While Indian Prime Minister Manmohan Singh’s meeting with Pakistani President Asif Ali Zardari in Russia captured all the attention, Singh’s talks with Chinese President Hu Jintao may turn out to be just as important in easing off renewed pressure on the complex relationship between the world’s rising powers.
India said this month it will bolster its defences on the unsettled China border, deploying up to 50,000 troops and its most latest Su-30 fighter aircraft at a base in the northeast.
While upgrading the defences has been a long-running objective, the timing seemed to suggest New Delhi’s renewed fears of “strategic encirclement” by China by deepening ties with all of its neighbours, not just Pakistan but also Sri Lanka and Nepal.
The chief of the Indian air force, reflecting the anxieties in the security establishment, said China was a far bigger threat than Pakistan because so little was known about Beijing’s combat capabilities.
Predictably enough, the Indian military moves and statements drew a strong response from China’s official media warning that New Delhi’s tough new posture was dangerous if it thought it would compel China to cave in. Beijing was in a different league, both in terms of national power, economic scale and global influence, the media said.

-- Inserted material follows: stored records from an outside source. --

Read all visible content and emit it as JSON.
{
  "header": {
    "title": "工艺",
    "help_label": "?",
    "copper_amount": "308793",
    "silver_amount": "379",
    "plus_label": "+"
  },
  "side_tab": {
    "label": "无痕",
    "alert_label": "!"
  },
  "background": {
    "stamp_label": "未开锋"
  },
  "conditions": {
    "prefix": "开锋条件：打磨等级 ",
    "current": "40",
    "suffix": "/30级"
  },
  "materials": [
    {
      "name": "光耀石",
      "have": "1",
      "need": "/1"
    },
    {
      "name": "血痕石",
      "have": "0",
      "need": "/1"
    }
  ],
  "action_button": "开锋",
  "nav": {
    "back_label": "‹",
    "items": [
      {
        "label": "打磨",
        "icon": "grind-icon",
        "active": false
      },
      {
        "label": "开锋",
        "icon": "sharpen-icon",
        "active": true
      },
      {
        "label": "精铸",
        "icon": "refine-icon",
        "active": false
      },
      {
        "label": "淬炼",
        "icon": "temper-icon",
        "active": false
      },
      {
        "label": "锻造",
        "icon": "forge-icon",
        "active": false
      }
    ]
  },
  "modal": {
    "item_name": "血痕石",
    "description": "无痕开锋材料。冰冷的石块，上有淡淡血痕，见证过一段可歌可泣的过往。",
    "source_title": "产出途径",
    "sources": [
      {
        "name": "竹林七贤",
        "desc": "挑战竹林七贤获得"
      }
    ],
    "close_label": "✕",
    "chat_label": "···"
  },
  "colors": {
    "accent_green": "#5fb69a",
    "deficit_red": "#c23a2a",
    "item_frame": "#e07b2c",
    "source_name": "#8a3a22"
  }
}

On Monday, Hu and Singh met on the sidelines of the Shanghai Cooperation Organisation and the BRIC meeting that followed in the Urals city of Yekaterinburg. Details from the meeting were sketchy, but the Press Trust of India said the two leaders supported an early meeting of a joint economic group to push trade ties.
They also touched on the border dispute at the heart of the more than four decades of distrust, noting that top negotiators were due to meet in August. The People’s Daily said Hu stressed on expanding economic cooperation and investment flows and aims to take bilateral trade to $60 billion in 2010. It stood at $51.8 billion in 2008, the paper said.
India’s decision to attend the SCO, where it has observer status, was also a step forward. Since its inception the forum has been seen in India as China-centric with the main strategic objective of limiting U.S. dominance on China’s periphery and in that way prevent the hemming-in of both China and Russia.
By attending the summit is New Dehi signalling its intention to engage China on a broad front and not shy away?
And did Beijing shift ground a bit by acceding to the declaration by the BRIC – Brazil, Russia, India and China – calling for U.N. reform and saying that the grouping understood and supported India and Brazil’s aspirations to play a greater role in the United Nations.
Both Brazil and India are candidates for permanent members of the Security Council and Beijing has long been cold to the idea of at least its southern neighbour getting a place on the high table. It wasn’t a ringing endorsement at Yekaterinburg but perhaps the first shuffling of chairs?
[Manmohan Singh and Hu Jintao at the SCO summit and a Chinese soldier at the border]